So start to look for a common
theme in these medications.
They end in S-O-N-E or N-I-D-E.
Those are the inhaled
Now anti-luekotriene modifiers.
You can take these by mouth.
Remember the role of why we
want to block leukotrienes?
because they're the one, that nastiness
in that inflammatory response.
So these medications are antagonists, they will
block the action of leukotrienes in your body.
So you see the names there, they
end in, first two end in -lukast.
The third one doesn't so, those are a little
trickier to remember but that is the role.
They block leukotrienes.
Now the mast cells stabilizers, are like
probably the oldest drug out there: Cromolyn.

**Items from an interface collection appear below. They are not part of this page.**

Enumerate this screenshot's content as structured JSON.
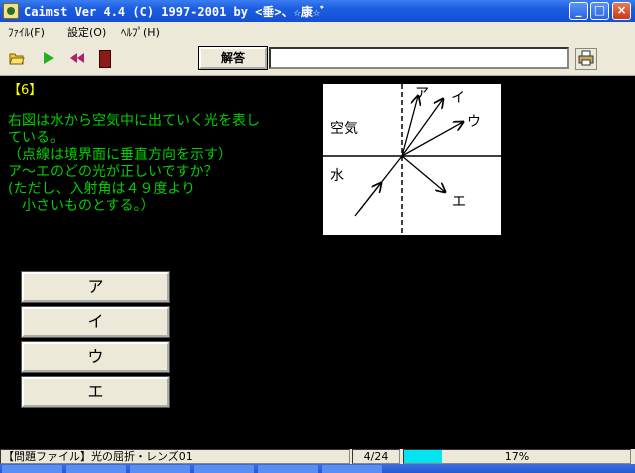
{
  "window": {
    "title": "Caimst Ver 4.4 (C) 1997-2001  by <垂>、☆康☆ﾞ"
  },
  "menu": {
    "file": "ﾌｧｲﾙ(F)",
    "settings": "設定(O)",
    "help": "ﾍﾙﾌﾟ(H)"
  },
  "toolbar": {
    "open_icon": "folder-open-icon",
    "play_icon": "play-icon",
    "rewind_icon": "rewind-icon",
    "exit_icon": "exit-door-icon",
    "answer_label": "解答",
    "answer_value": "",
    "print_icon": "printer-icon"
  },
  "question": {
    "number": "【6】",
    "lines": [
      "右図は水から空気中に出ていく光を表し",
      "ている。",
      "（点線は境界面に垂直方向を示す）",
      "ア〜エのどの光が正しいですか？",
      "(ただし、入射角は４９度より",
      "　小さいものとする。）"
    ]
  },
  "diagram": {
    "label_air": "空気",
    "label_water": "水",
    "ray_labels": [
      "ア",
      "イ",
      "ウ",
      "エ"
    ]
  },
  "choices": [
    "ア",
    "イ",
    "ウ",
    "エ"
  ],
  "status": {
    "file": "【問題ファイル】光の屈折・レンズ01",
    "count": "4/24",
    "progress_percent": 17,
    "progress_text": "17%"
  },
  "colors": {
    "question_text": "#00d000",
    "question_number": "#ffff00",
    "progress_fill": "#00e5f0"
  }
}
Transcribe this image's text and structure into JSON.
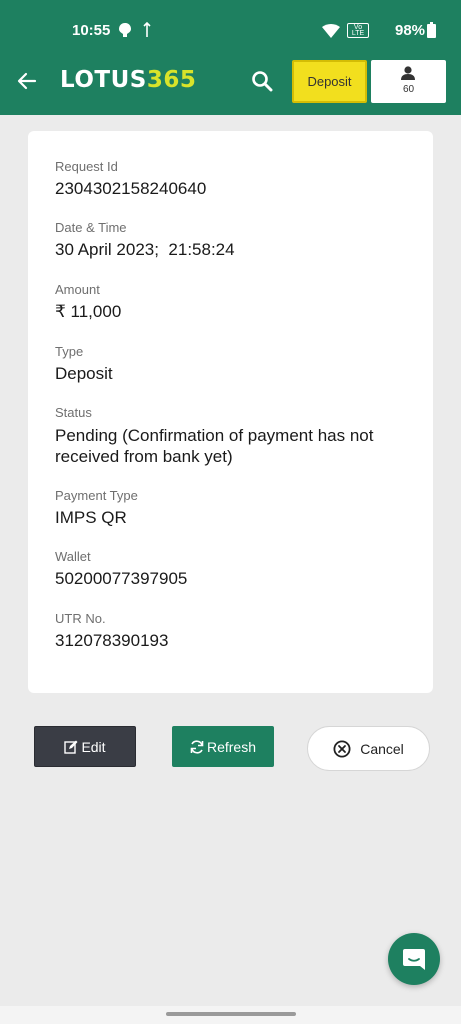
{
  "status_bar": {
    "time": "10:55",
    "battery": "98%",
    "network": "Vo LTE"
  },
  "app_bar": {
    "logo_main": "LOTUS",
    "logo_accent": "365",
    "deposit_label": "Deposit",
    "balance": "60"
  },
  "details": {
    "request_id": {
      "label": "Request Id",
      "value": "2304302158240640"
    },
    "date_time": {
      "label": "Date & Time",
      "value": "30 April 2023;  21:58:24"
    },
    "amount": {
      "label": "Amount",
      "value": "₹ 11,000"
    },
    "type": {
      "label": "Type",
      "value": "Deposit"
    },
    "status": {
      "label": "Status",
      "value": "Pending (Confirmation of payment has not received from bank yet)"
    },
    "payment_type": {
      "label": "Payment Type",
      "value": "IMPS QR"
    },
    "wallet": {
      "label": "Wallet",
      "value": "50200077397905"
    },
    "utr": {
      "label": "UTR No.",
      "value": "312078390193"
    }
  },
  "actions": {
    "edit_label": "Edit",
    "refresh_label": "Refresh",
    "cancel_label": "Cancel"
  },
  "colors": {
    "brand_green": "#1e8060",
    "logo_accent": "#d8e32a",
    "deposit_yellow": "#f2df1e",
    "edit_dark": "#3a3d45"
  },
  "icons": {
    "back": "arrow-left-icon",
    "search": "search-icon",
    "account": "user-icon",
    "edit": "edit-icon",
    "refresh": "refresh-icon",
    "cancel": "close-circle-icon",
    "chat": "chat-icon"
  }
}
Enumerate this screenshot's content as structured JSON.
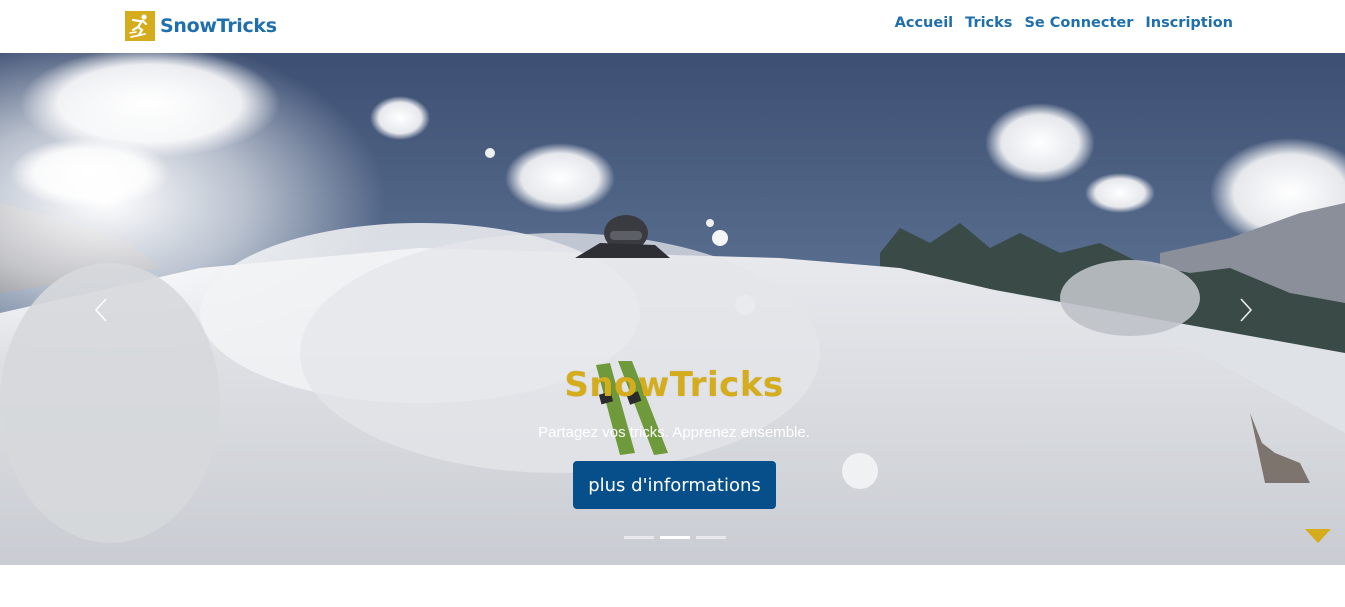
{
  "navbar": {
    "brand": "SnowTricks",
    "logo_icon": "skier-icon",
    "links": [
      "Accueil",
      "Tricks",
      "Se Connecter",
      "Inscription"
    ]
  },
  "hero": {
    "title": "SnowTricks",
    "subtitle": "Partagez vos tricks. Apprenez ensemble.",
    "button_label": "plus d'informations",
    "slides_count": 3,
    "active_slide": 2,
    "prev_icon": "chevron-left-icon",
    "next_icon": "chevron-right-icon",
    "scroll_icon": "caret-down-icon"
  },
  "colors": {
    "brand_blue": "#1f6fad",
    "accent_gold": "#d4ac1c",
    "button_blue": "#074f8a"
  }
}
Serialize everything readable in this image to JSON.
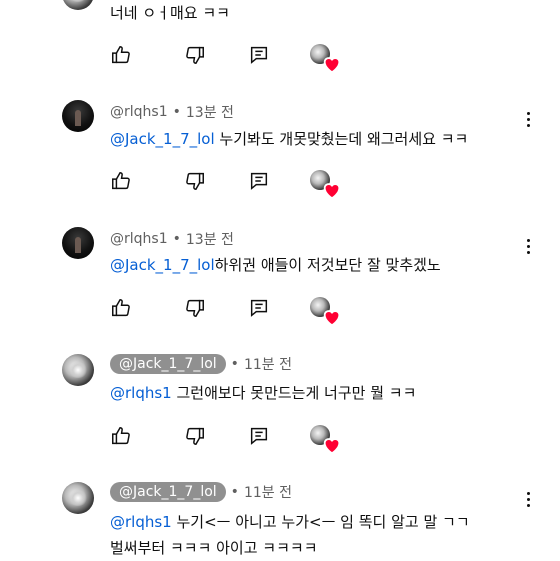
{
  "top": {
    "text": "너네 ㅇㅓ매요 ㅋㅋ"
  },
  "comments": [
    {
      "author": "@rlqhs1",
      "time": "13분 전",
      "mention": "@Jack_1_7_lol",
      "body": " 누기봐도 개못맞췄는데 왜그러세요 ㅋㅋ"
    },
    {
      "author": "@rlqhs1",
      "time": "13분 전",
      "mention": "@Jack_1_7_lol",
      "body": "하위권 애들이 저것보단 잘 맞추겠노"
    },
    {
      "author": "@Jack_1_7_lol",
      "time": "11분 전",
      "mention": "@rlqhs1",
      "body": " 그런애보다 못만드는게 너구만 뭘 ㅋㅋ"
    },
    {
      "author": "@Jack_1_7_lol",
      "time": "11분 전",
      "mention": "@rlqhs1",
      "body": " 누기<ㅡ 아니고 누가<ㅡ 임 똑디 알고 말 ㄱㄱ",
      "body2": "벌써부터 ㅋㅋㅋ 아이고 ㅋㅋㅋㅋ"
    }
  ],
  "icons": {
    "like": "thumbs-up-icon",
    "dislike": "thumbs-down-icon",
    "reply": "reply-icon",
    "creator_heart": "creator-heart-icon",
    "menu": "more-vert-icon"
  },
  "colors": {
    "mention": "#065fd4",
    "meta": "#606060",
    "chip_bg": "#909090",
    "heart": "#ff0033"
  }
}
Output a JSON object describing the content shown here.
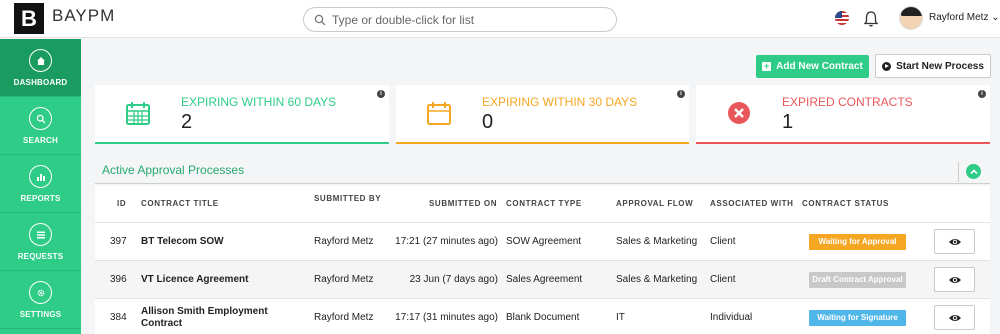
{
  "header": {
    "logo_letter": "B",
    "brand": "BAYPM",
    "search_placeholder": "Type or double-click for list",
    "user_name": "Rayford Metz",
    "user_caret": "⌄"
  },
  "sidebar": {
    "items": [
      {
        "label": "DASHBOARD",
        "icon": "home-icon",
        "active": true
      },
      {
        "label": "SEARCH",
        "icon": "search-icon",
        "active": false
      },
      {
        "label": "REPORTS",
        "icon": "chart-icon",
        "active": false
      },
      {
        "label": "REQUESTS",
        "icon": "list-icon",
        "active": false
      },
      {
        "label": "SETTINGS",
        "icon": "gear-icon",
        "active": false
      }
    ]
  },
  "actions": {
    "add_contract": "Add New Contract",
    "start_process": "Start New Process"
  },
  "cards": [
    {
      "title": "EXPIRING WITHIN 60 DAYS",
      "value": "2",
      "color": "#2ecc87",
      "icon": "calendar-icon"
    },
    {
      "title": "EXPIRING WITHIN 30 DAYS",
      "value": "0",
      "color": "#f5a623",
      "icon": "calendar-icon"
    },
    {
      "title": "EXPIRED CONTRACTS",
      "value": "1",
      "color": "#e8585a",
      "icon": "x-circle-icon"
    }
  ],
  "section": {
    "title": "Active Approval Processes"
  },
  "table": {
    "columns": [
      "ID",
      "CONTRACT TITLE",
      "SUBMITTED BY",
      "SUBMITTED ON",
      "CONTRACT TYPE",
      "APPROVAL FLOW",
      "ASSOCIATED WITH",
      "CONTRACT STATUS"
    ],
    "rows": [
      {
        "id": "397",
        "title": "BT Telecom SOW",
        "title2": "",
        "submitted_by": "Rayford Metz",
        "submitted_on": "17:21 (27 minutes ago)",
        "type": "SOW Agreement",
        "flow": "Sales & Marketing",
        "associated": "Client",
        "status": "Waiting for Approval",
        "status_color": "#f5a623"
      },
      {
        "id": "396",
        "title": "VT Licence Agreement",
        "title2": "",
        "submitted_by": "Rayford Metz",
        "submitted_on": "23 Jun (7 days ago)",
        "type": "Sales Agreement",
        "flow": "Sales & Marketing",
        "associated": "Client",
        "status": "Draft Contract Approval",
        "status_color": "#c8c8c8"
      },
      {
        "id": "384",
        "title": "Allison Smith Employment",
        "title2": "Contract",
        "submitted_by": "Rayford Metz",
        "submitted_on": "17:17 (31 minutes ago)",
        "type": "Blank Document",
        "flow": "IT",
        "associated": "Individual",
        "status": "Waiting for Signature",
        "status_color": "#4fb6e8"
      }
    ]
  }
}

This one I'll tell you now, I just want
you to write a quick note by this one.
Mast cell stabilizer like
Cromolyn is an old school drug.
You inhale it, but this is pretty
good because it's really safe.
So make sure you put the word "safe'
down there, has minimal adverse effects
and it's really good for
If a patient, like if they go to run,
they get an asthma attack when they run,
if they will take Cromolyn 15-20 mins
before they go and do their exercise,
they will likely have less of a response
from that exercise-induced asthma.
So if a patient is going to do something
that exacerbates or kicks in their asthma,
if they medicate before that time, we're
gonna helpfully minimize that reaction.